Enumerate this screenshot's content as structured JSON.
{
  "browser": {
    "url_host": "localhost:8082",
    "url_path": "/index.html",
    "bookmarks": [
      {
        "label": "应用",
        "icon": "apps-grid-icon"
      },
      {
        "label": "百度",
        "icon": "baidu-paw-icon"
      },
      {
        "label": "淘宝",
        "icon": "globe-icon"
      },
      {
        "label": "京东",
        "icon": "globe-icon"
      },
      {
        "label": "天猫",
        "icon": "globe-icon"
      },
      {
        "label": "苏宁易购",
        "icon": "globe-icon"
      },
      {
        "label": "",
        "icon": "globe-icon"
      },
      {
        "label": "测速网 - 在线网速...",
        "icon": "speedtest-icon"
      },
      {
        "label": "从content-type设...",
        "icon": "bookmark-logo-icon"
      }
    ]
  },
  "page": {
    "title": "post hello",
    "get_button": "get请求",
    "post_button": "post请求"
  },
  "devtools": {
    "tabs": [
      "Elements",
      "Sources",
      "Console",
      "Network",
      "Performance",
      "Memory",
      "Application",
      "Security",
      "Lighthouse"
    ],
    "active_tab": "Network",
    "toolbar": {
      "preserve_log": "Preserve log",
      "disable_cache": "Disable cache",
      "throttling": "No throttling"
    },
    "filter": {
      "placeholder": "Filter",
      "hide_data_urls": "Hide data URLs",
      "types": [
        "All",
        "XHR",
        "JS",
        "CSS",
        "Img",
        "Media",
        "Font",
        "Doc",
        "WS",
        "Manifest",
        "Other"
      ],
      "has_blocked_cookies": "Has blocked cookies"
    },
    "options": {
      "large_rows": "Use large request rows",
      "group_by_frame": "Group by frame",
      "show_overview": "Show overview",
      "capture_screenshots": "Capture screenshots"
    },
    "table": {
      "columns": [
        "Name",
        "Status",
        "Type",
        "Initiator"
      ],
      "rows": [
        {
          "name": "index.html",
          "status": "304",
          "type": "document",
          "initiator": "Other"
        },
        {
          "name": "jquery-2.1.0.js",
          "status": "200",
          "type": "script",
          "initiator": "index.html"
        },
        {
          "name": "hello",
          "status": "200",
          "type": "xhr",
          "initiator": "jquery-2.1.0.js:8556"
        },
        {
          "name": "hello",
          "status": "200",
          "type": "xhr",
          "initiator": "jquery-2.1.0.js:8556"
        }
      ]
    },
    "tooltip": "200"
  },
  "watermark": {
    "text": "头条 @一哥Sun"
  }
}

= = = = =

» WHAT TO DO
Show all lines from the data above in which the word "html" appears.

» TASK ANSWER
    "url_path": "/index.html",
          "name": "index.html",
          "initiator": "index.html"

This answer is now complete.